"Thus, both the text, and the actions of one of the Founding Fathers involved in the drafting, indicate that the plaintiffs’ suit against President Trump should be dismissed because the constitutional provision they are suing under does not apply to him.
"Consider also the purpose of the Foreign Emoluments Clause. It is in essence intended to protect against conflicts of interest if people working in the U.S. government were to receive personal economic benefits from foreign governments or their controlled entities. Such benefits could conceivably be in the form of gifts or in the form of compensation for services, especially if such compensation is beyond what would be expected in a standard commercial arms-length business transaction. However, no court has had the occasion to interpret exactly what the term 'emolument' means as used in the Foreign Emoluments Clause, much less how it would apply to a sitting president. President Trump’s lawyers have argued that the term should apply only to gifts from foreign governments or a special benefit.
"'No one would have thought when the Constitution was written that paying your hotel bill was an emolument,' Sheri A. Dillon, a partner at Morgan Lewis who drafted the president’s trust documents, said at a news conference earlier this month [January 2017]. She said that as an extra precaution, all profits from overnight stays by foreign government employees in Trump hotels would be paid to the U.S. Treasury.
"A law professor examining legal precedents in other contexts involving emoluments concluded that the term refers to payments related to the office the government worker holds, not simply payments for unrelated goods or services sold at fair market value.
"Whatever 'emoluments' are determined to encompass, President Trump’s lawyers claimed to have set up a structure, with outside compliance oversight, to isolate him from his businesses. If President Trump is not taking compensation himself in any form from any of the Trump businesses that still may be profiting from their ongoing relationships with foreign governments or their controlled entities, and is not participating in the running of such businesses, then what exactly is there left for the court to do?
"It is also difficult to imagine a court interjecting itself into a matter that Congress has more direct authority under the Constitution to oversee. After all, it is Congress that is given the consent power under the Foreign Emoluments Clause in dealing with potential conflicts of interest involving foreign states. And Congress has arguably given its broad consent to compensation arrangements involving potential conflicts of interest already, when it exempted the president and vice president, along with members of Congress and federal judges, from its own statutory conflicts of interest prohibitions.

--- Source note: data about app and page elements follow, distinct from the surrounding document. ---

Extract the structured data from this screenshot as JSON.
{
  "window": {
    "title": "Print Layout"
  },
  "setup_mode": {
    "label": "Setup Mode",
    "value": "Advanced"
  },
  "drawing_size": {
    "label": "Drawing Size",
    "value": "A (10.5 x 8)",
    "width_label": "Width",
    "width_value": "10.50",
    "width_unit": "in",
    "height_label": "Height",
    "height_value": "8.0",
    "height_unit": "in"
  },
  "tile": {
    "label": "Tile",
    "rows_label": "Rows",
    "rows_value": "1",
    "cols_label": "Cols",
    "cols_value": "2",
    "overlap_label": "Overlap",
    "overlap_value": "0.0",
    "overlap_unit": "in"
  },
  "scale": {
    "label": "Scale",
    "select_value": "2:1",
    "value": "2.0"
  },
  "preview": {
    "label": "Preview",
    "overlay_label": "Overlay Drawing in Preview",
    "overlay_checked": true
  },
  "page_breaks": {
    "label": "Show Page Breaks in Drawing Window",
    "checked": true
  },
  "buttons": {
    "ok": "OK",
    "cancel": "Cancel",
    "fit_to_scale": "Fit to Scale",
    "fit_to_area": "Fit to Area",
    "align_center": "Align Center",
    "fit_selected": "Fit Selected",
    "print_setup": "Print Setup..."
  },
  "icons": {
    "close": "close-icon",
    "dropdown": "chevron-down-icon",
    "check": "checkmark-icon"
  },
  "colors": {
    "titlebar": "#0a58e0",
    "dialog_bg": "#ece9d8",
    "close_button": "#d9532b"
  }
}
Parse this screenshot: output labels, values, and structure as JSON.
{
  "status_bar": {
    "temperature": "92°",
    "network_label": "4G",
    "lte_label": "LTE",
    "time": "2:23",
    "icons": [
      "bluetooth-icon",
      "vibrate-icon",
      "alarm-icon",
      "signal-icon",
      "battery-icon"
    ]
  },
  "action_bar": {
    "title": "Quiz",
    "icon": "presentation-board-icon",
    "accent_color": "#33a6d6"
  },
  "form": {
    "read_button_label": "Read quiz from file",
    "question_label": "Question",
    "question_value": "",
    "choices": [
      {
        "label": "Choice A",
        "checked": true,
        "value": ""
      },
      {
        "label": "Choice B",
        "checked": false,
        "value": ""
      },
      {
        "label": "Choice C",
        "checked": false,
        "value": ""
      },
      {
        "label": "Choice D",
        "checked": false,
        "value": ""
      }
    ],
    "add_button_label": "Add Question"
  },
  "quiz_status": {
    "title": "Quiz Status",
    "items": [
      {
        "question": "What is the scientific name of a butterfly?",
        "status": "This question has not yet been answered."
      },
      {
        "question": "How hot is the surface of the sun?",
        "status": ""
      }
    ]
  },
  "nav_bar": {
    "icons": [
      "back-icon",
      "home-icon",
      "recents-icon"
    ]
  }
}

"The one circumstance in which the president and vice president must receive specific consent from Congress is their acceptance of 'gifts' from foreign governments. A 'gift' is defined in the relevant statute as 'a tangible or intangible present (other than a decoration) tendered by, or received from, a foreign government.' There are well established procedures that presidents have followed, even before the passage of this statute, to disclose any foreign gifts for the purposes of obtaining congressional consent."